"For parts of Brooklyn, there really was not an opportunity to find the physical space that major tenants needed," Moskovits said. "The best moment I had in the last nine months is I was in a building in the Plaza District. The elevator opened up, and it was the headquarters of Stella Artois, the beer company. They had literally bricked over the entire entrance, so you opened it up and it looked like you were in a warehouse."

All Brooklyn needs, she said, is for one major tenant to make the leap. The tea leaves are showing one might do it soon.
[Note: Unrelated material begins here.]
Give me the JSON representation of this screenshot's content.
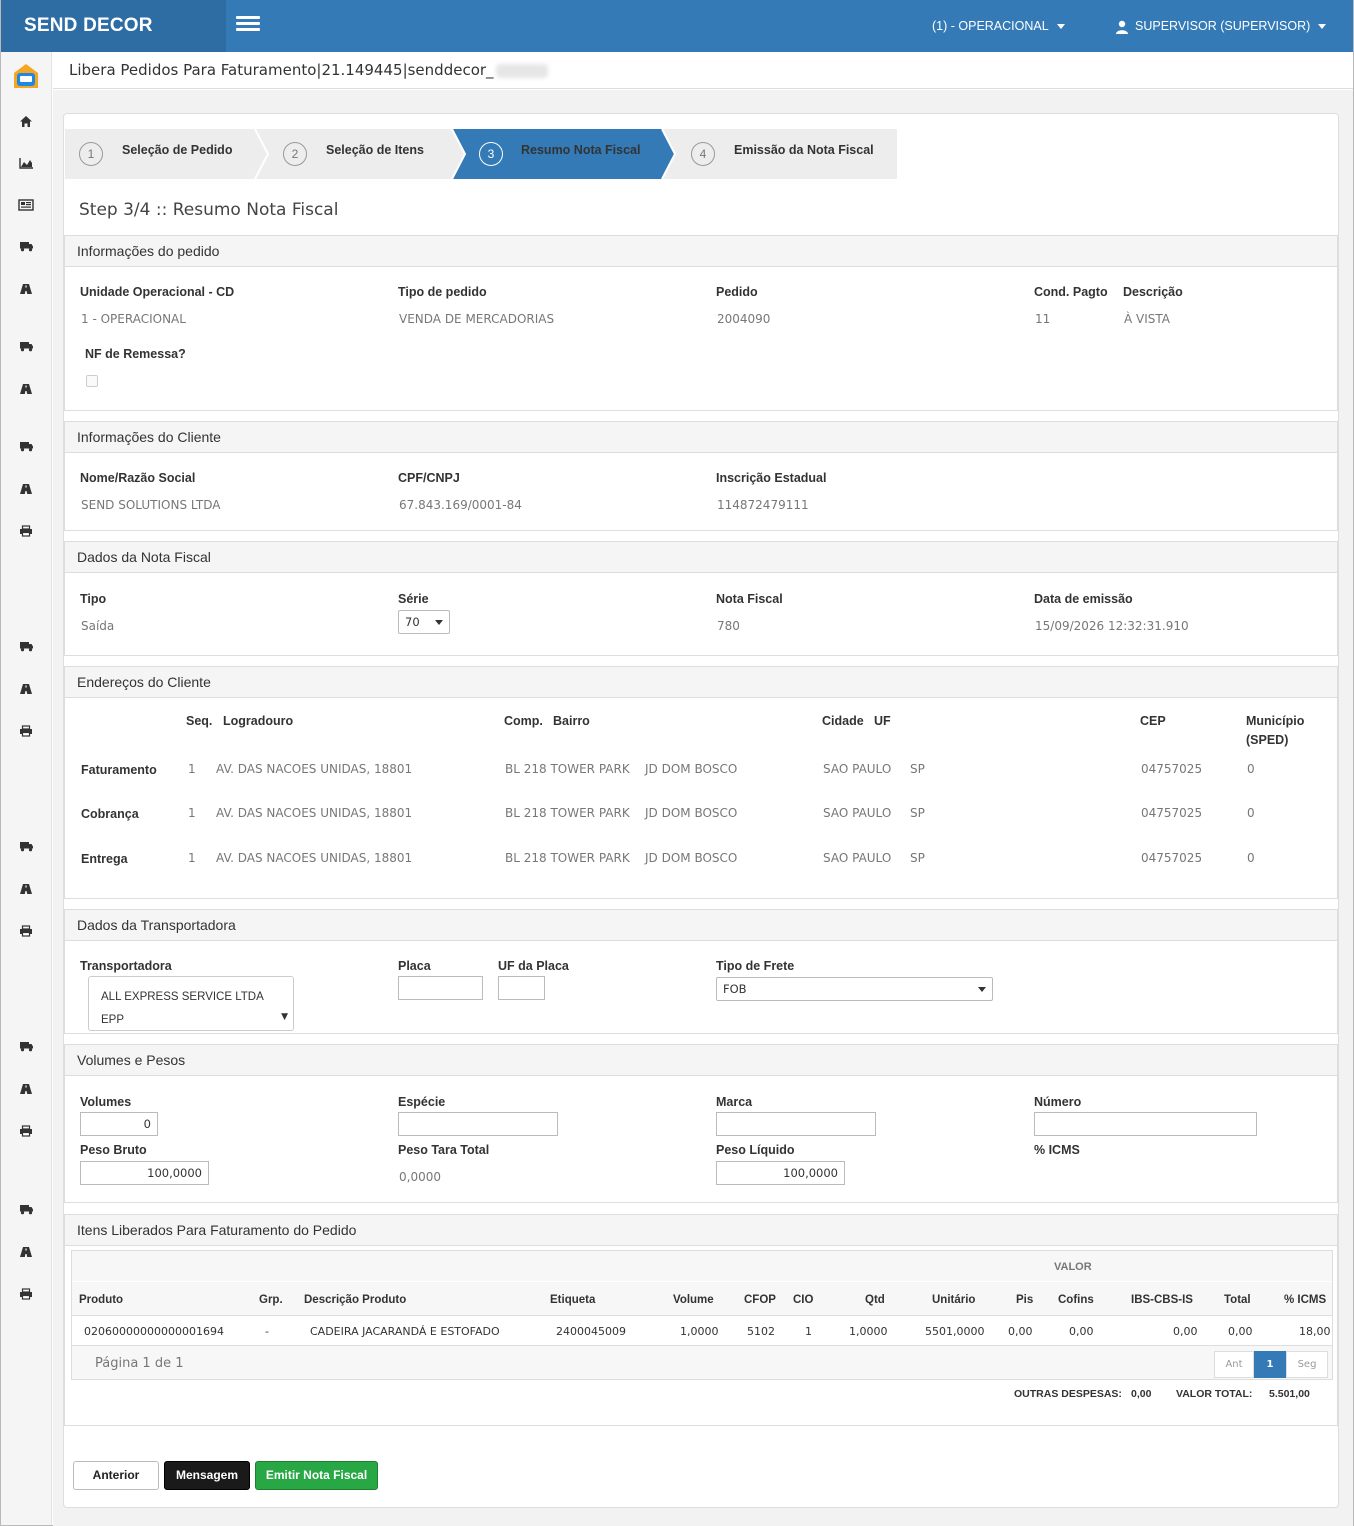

Industry City Director of Leasing Kathe Chase said three institutional financial firms have toured her massive office availabilities in Sunset Park in the last 18 months, and Ehrenberg said the vice chair of General Electric and Sir Richard Branson have visited the Navy Yard in the last few months.
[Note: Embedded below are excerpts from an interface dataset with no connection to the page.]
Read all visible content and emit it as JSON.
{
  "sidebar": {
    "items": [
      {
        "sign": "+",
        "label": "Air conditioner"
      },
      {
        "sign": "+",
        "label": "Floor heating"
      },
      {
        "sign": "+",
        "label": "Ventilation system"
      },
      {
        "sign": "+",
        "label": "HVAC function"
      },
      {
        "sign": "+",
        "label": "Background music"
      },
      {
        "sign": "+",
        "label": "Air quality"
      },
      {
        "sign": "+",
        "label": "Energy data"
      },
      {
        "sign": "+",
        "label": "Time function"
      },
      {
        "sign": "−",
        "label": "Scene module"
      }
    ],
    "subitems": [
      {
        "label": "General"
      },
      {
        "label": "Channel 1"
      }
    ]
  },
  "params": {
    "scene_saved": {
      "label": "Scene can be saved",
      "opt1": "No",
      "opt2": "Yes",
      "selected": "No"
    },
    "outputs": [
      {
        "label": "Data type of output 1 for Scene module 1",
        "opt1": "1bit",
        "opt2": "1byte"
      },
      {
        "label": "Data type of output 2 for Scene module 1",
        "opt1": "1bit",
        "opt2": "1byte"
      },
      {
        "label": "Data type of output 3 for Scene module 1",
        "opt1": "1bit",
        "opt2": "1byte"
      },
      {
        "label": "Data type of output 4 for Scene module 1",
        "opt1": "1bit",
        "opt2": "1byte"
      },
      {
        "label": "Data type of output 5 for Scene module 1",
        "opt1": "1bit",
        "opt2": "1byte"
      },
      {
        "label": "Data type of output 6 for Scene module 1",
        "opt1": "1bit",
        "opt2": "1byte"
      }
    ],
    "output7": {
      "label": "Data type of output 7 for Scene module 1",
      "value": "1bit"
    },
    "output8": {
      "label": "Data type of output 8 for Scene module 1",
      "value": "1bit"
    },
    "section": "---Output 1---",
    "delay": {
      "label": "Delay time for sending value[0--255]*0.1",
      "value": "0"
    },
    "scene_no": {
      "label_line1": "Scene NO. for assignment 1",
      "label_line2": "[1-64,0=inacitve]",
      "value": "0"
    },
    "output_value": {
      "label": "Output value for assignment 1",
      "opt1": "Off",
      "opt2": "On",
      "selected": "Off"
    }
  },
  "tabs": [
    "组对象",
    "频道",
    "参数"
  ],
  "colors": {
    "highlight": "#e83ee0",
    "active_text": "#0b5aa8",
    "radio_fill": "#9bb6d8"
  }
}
"Everybody’s afraid to make that first step, but when one major company dips its toe in the water, it validates Brooklyn for everybody else in that sector of the economy," Moskovits said.

Tarter Krinsky & Drogin partner David Pfeffer, Meridian Capital Investment Sales Director Richard Velotta, Rose Associates Chief Development Officer Jim Hedden, Forest City Ratner Executive Vice President Susi Yu and Choice N.Y. Management co-founder Michael Feldman
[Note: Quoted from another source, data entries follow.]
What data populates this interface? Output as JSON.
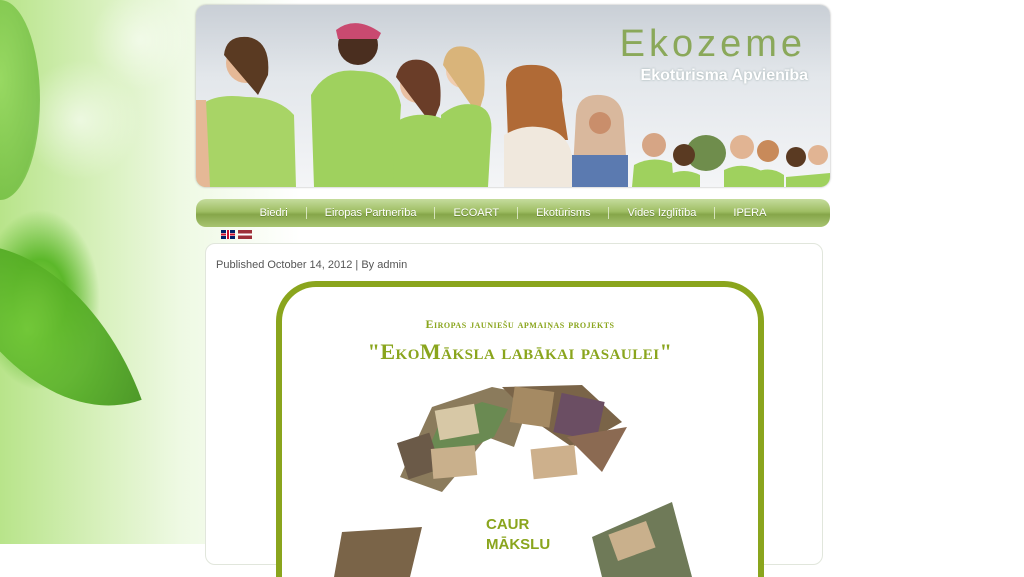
{
  "header": {
    "site_title": "Ekozeme",
    "site_subtitle": "Ekotūrisma Apvienība"
  },
  "nav": {
    "items": [
      {
        "label": "Biedri"
      },
      {
        "label": "Eiropas Partnerība"
      },
      {
        "label": "ECOART"
      },
      {
        "label": "Ekotūrisms"
      },
      {
        "label": "Vides Izglītība"
      },
      {
        "label": "IPERA"
      }
    ]
  },
  "languages": [
    {
      "icon": "uk-flag-icon"
    },
    {
      "icon": "latvia-flag-icon"
    }
  ],
  "post": {
    "meta": "Published October 14, 2012 | By admin"
  },
  "poster": {
    "line1": "Eiropas jauniešu apmaiņas  projekts",
    "line2": "\"EkoMāksla labākai pasaulei\"",
    "caur_line1": "CAUR",
    "caur_line2": "MĀKSLU"
  },
  "colors": {
    "accent": "#8aa51d",
    "nav_green": "#9ebd63",
    "title_green": "#8aa85a"
  }
}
While the tone of the conversations at the event's four panels bridled with optimism, when the conversation turned to infrastructure, the speakers took a vastly different tone.

"Brooklyn is super dense, it’s a cultural hub, lots and lots of destinations," Chase said. "I feel like accessibility is the biggest issue — getting people there, getting people around."

"As the office core shifts away from parts of Manhattan to Downtown Brooklyn or Sunset Park, or even spec office being built in Williamsburg and Greenpoint, how do we move all of those people to that office core?" Meridian Capital Investment Sales Director Richard Velotta said. "I'm a young guy, I’m not going to bike to work every single day, and that’s really the core strategy, or shuttles from major towers to office sites or subway stations. I think that’s one of the biggest political challenges we face in the city right now, and I’m interested to see what happens."

Despite arguably better fundamentals, Queens stays behind Brooklyn because, as his two 20-something cousins told him, it "isn't cool," Choice NY Management co-founder Michael Feldman said. But Brooklyn's infrastructure is not where it should be, considering its brand advantage, he said.

With so much of Brooklyn's growth, particularly its office growth, concentrated on the East River waterfront, the proposed BQX waterfront streetcar received a couple of shoutouts as a potential boon for the borough, bridging a crucial transportation gap. Right now, there is no direct way to get from Sunset Park to DUMBO to Greenpoint and up to Queens without going through Manhattan.

"We have to connect the waterfront neighborhoods," Forest City Ratner Executive Vice President Susi Yu said. "Brooklyn’s waterfront is actually very underutilized, and there’s huge opportunity there. In order to jump-start the development and investment for private developers to go into those areas, you have to improve infrastructure."